Despite the rhetoric, several factors may still deter Ethiopia and Eritrea from escalating their conflict to a full-scale war. The Ethiopian army is bogged down in the Amhara region and is still recovering from the war in Tigray. The Eritrean military also lost many troops in the last war and would unlikely want to confront a well-resourced Ethiopian army under the leadership of experienced Tigrayan commanders.
On the other hand, a tit-for-tat escalation and a strategic culture characterized by deep suspicion may lead one of the parties to conduct a pre-emptive strike that escalates to a full-blown war. Moreover, beyond rhetoric, there are also indications of practical preparations for war. This includes increased shipments of weapons from the UAE and the export of new drones from Turkey to Ethiopia. Increased mobilization of troops on both sides of the border has also been reported. Both the Ethiopian and Eritrean governments have also been busy trying to appeal for the support of local leaders from the Afar people who reside on both sides of the common border.

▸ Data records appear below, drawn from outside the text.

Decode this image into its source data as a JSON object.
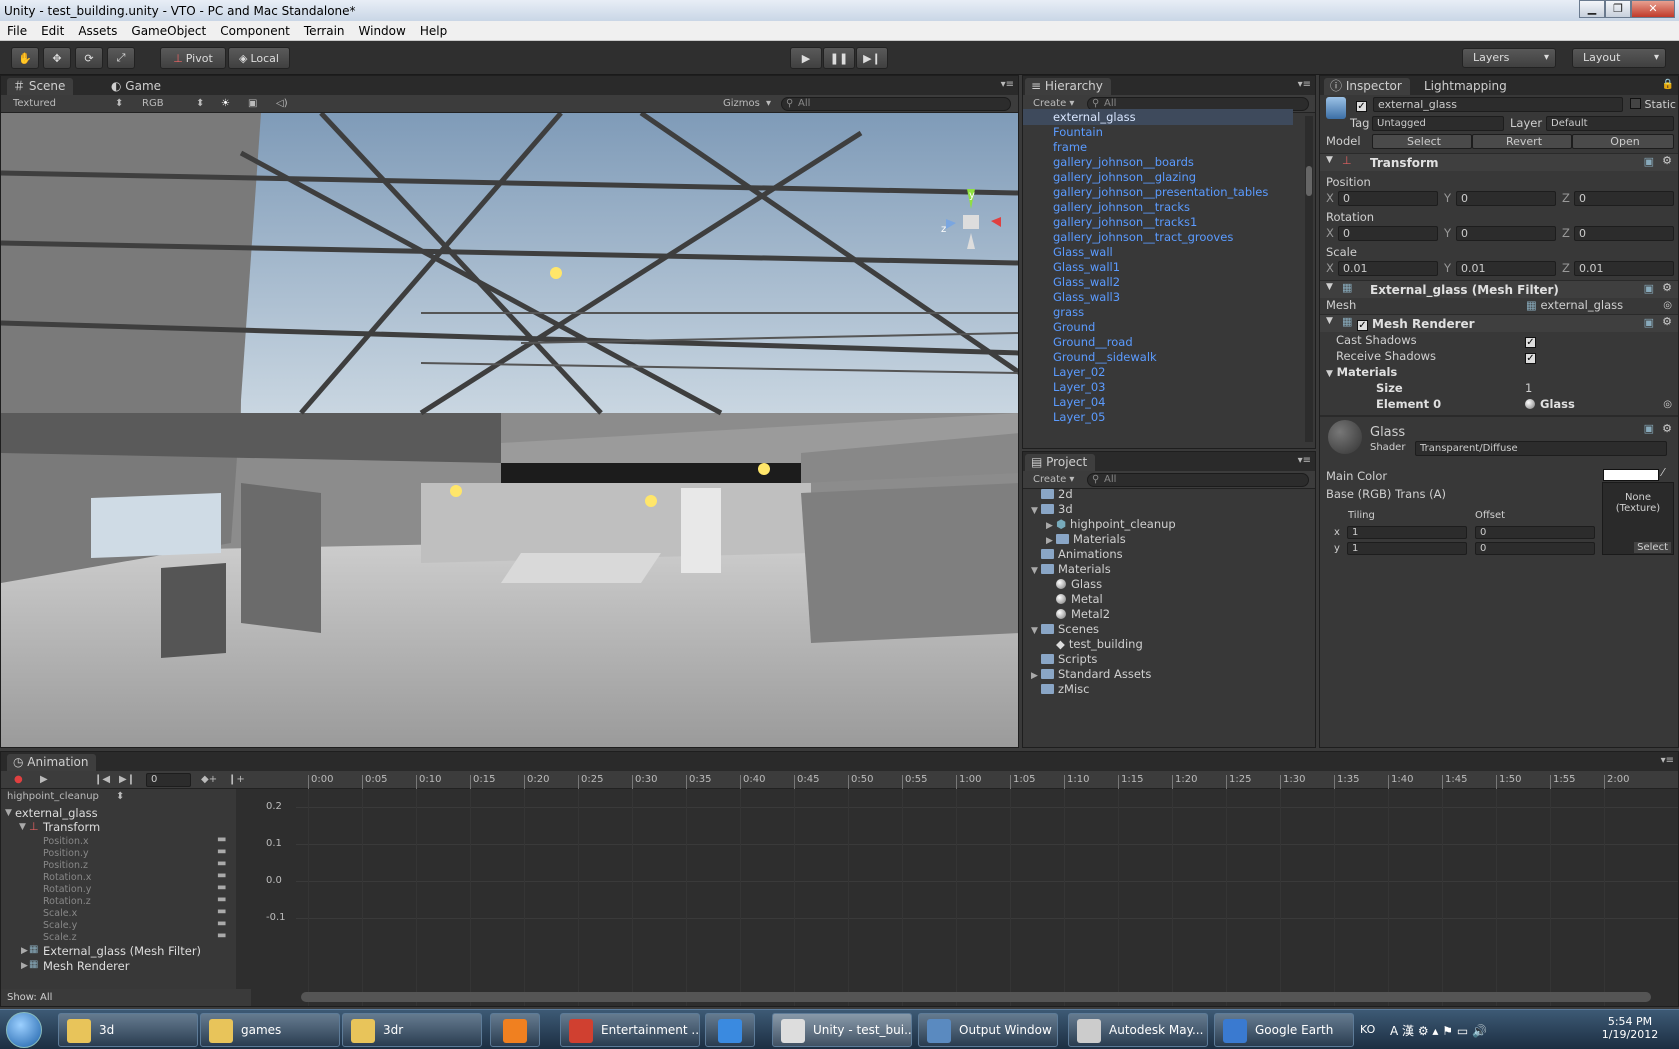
{
  "window": {
    "title": "Unity - test_building.unity - VTO - PC and Mac Standalone*"
  },
  "menu": [
    "File",
    "Edit",
    "Assets",
    "GameObject",
    "Component",
    "Terrain",
    "Window",
    "Help"
  ],
  "toolbar": {
    "pivot": "Pivot",
    "local": "Local",
    "layers": "Layers",
    "layout": "Layout"
  },
  "scene": {
    "tab_scene": "Scene",
    "tab_game": "Game",
    "render_mode": "Textured",
    "color_mode": "RGB",
    "gizmos": "Gizmos",
    "search_placeholder": "All",
    "gizmo_y": "y",
    "gizmo_z": "z"
  },
  "hierarchy": {
    "tab": "Hierarchy",
    "create": "Create",
    "search_placeholder": "All",
    "items": [
      "external_glass",
      "Fountain",
      "frame",
      "gallery_johnson__boards",
      "gallery_johnson__glazing",
      "gallery_johnson__presentation_tables",
      "gallery_johnson__tracks",
      "gallery_johnson__tracks1",
      "gallery_johnson__tract_grooves",
      "Glass_wall",
      "Glass_wall1",
      "Glass_wall2",
      "Glass_wall3",
      "grass",
      "Ground",
      "Ground__road",
      "Ground__sidewalk",
      "Layer_02",
      "Layer_03",
      "Layer_04",
      "Layer_05"
    ]
  },
  "project": {
    "tab": "Project",
    "create": "Create",
    "search_placeholder": "All",
    "items": [
      {
        "label": "2d",
        "indent": 0,
        "type": "folder",
        "arrow": ""
      },
      {
        "label": "3d",
        "indent": 0,
        "type": "folder",
        "arrow": "▼"
      },
      {
        "label": "highpoint_cleanup",
        "indent": 1,
        "type": "prefab",
        "arrow": "▶"
      },
      {
        "label": "Materials",
        "indent": 1,
        "type": "folder",
        "arrow": "▶"
      },
      {
        "label": "Animations",
        "indent": 0,
        "type": "folder",
        "arrow": ""
      },
      {
        "label": "Materials",
        "indent": 0,
        "type": "folder",
        "arrow": "▼"
      },
      {
        "label": "Glass",
        "indent": 1,
        "type": "material",
        "arrow": ""
      },
      {
        "label": "Metal",
        "indent": 1,
        "type": "material",
        "arrow": ""
      },
      {
        "label": "Metal2",
        "indent": 1,
        "type": "material",
        "arrow": ""
      },
      {
        "label": "Scenes",
        "indent": 0,
        "type": "folder",
        "arrow": "▼"
      },
      {
        "label": "test_building",
        "indent": 1,
        "type": "scene",
        "arrow": ""
      },
      {
        "label": "Scripts",
        "indent": 0,
        "type": "folder",
        "arrow": ""
      },
      {
        "label": "Standard Assets",
        "indent": 0,
        "type": "folder",
        "arrow": "▶"
      },
      {
        "label": "zMisc",
        "indent": 0,
        "type": "folder",
        "arrow": ""
      }
    ]
  },
  "inspector": {
    "tab": "Inspector",
    "tab2": "Lightmapping",
    "object_name": "external_glass",
    "static": "Static",
    "tag_label": "Tag",
    "tag_value": "Untagged",
    "layer_label": "Layer",
    "layer_value": "Default",
    "model_label": "Model",
    "select": "Select",
    "revert": "Revert",
    "open": "Open",
    "transform": {
      "title": "Transform",
      "position": "Position",
      "rotation": "Rotation",
      "scale": "Scale",
      "x": "X",
      "y": "Y",
      "z": "Z",
      "pos": [
        "0",
        "0",
        "0"
      ],
      "rot": [
        "0",
        "0",
        "0"
      ],
      "scl": [
        "0.01",
        "0.01",
        "0.01"
      ]
    },
    "mesh_filter": {
      "title": "External_glass (Mesh Filter)",
      "mesh_label": "Mesh",
      "mesh_value": "external_glass"
    },
    "mesh_renderer": {
      "title": "Mesh Renderer",
      "cast_shadows": "Cast Shadows",
      "receive_shadows": "Receive Shadows",
      "materials": "Materials",
      "size_label": "Size",
      "size_value": "1",
      "element_label": "Element 0",
      "element_value": "Glass"
    },
    "material": {
      "name": "Glass",
      "shader_label": "Shader",
      "shader_value": "Transparent/Diffuse",
      "main_color": "Main Color",
      "base": "Base (RGB) Trans (A)",
      "none_texture": "None\n(Texture)",
      "tiling": "Tiling",
      "offset": "Offset",
      "x": "x",
      "y": "y",
      "tile_x": "1",
      "tile_y": "1",
      "off_x": "0",
      "off_y": "0",
      "select": "Select"
    }
  },
  "animation": {
    "tab": "Animation",
    "frame": "0",
    "clip": "highpoint_cleanup",
    "object": "external_glass",
    "transform": "Transform",
    "props": [
      "Position.x",
      "Position.y",
      "Position.z",
      "Rotation.x",
      "Rotation.y",
      "Rotation.z",
      "Scale.x",
      "Scale.y",
      "Scale.z"
    ],
    "mesh_filter": "External_glass (Mesh Filter)",
    "mesh_renderer": "Mesh Renderer",
    "show": "Show: All",
    "timeline": [
      "0:00",
      "0:05",
      "0:10",
      "0:15",
      "0:20",
      "0:25",
      "0:30",
      "0:35",
      "0:40",
      "0:45",
      "0:50",
      "0:55",
      "1:00",
      "1:05",
      "1:10",
      "1:15",
      "1:20",
      "1:25",
      "1:30",
      "1:35",
      "1:40",
      "1:45",
      "1:50",
      "1:55",
      "2:00"
    ],
    "yvals": [
      "0.2",
      "0.1",
      "0.0",
      "-0.1"
    ]
  },
  "taskbar": {
    "items": [
      "3d",
      "games",
      "3dr",
      "",
      "Entertainment ...",
      "",
      "Unity - test_bui...",
      "Output Window",
      "Autodesk May...",
      "Google Earth"
    ],
    "lang": "KO",
    "time": "5:54 PM",
    "date": "1/19/2012"
  }
}
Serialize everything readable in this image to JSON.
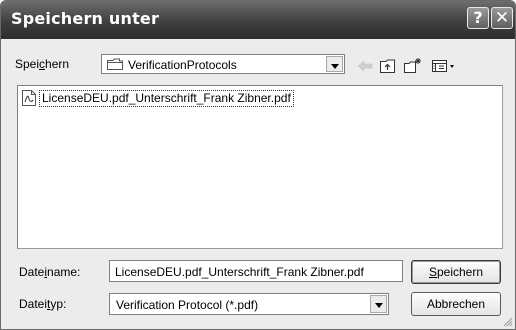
{
  "window": {
    "title": "Speichern unter"
  },
  "titlebar": {
    "help_label": "?",
    "close_label": "✕"
  },
  "location": {
    "label_pre": "Spei",
    "label_ul": "c",
    "label_post": "hern",
    "folder": "VerificationProtocols"
  },
  "toolbar_icons": [
    "back-icon",
    "up-folder-icon",
    "new-folder-icon",
    "view-menu-icon"
  ],
  "files": [
    {
      "name": "LicenseDEU.pdf_Unterschrift_Frank Zibner.pdf",
      "icon": "pdf-file-icon"
    }
  ],
  "filename": {
    "label_pre": "Date",
    "label_ul": "i",
    "label_post": "name:",
    "value": "LicenseDEU.pdf_Unterschrift_Frank Zibner.pdf"
  },
  "filetype": {
    "label_pre": "Datei",
    "label_ul": "t",
    "label_post": "yp:",
    "value": "Verification Protocol (*.pdf)"
  },
  "buttons": {
    "save_ul": "S",
    "save_rest": "peichern",
    "cancel": "Abbrechen"
  },
  "colors": {
    "titlebar": "#3f3f3f",
    "dialog_bg": "#ececec",
    "list_bg": "#ffffff"
  }
}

The last time Ethiopia and Eritrea went to war, the conflict lasted two years and cost an estimated 100,000 lives. The current war can potentially plunge the entire region into a crisis that results in both states collapsing. It would also have repercussions beyond the two countries. A war between Ethiopia and Eritrea would incentivize regional actors from both the Horn of Africa and the Middle East to support their allies. Notably, the UAE has emerged as a strong ally of Ethiopia, while Eritrea has been busy trying to mobilize diplomatic support from Saudi Arabia. It could also destabilize the narrow Bab el-Mandeb strait on the Red Sea through which some 6 million barrels of oil pass daily. Despite these worrying trends, Ethiopia, Eritrea, and the wider Horn of Africa region are receiving scant attention from the international community.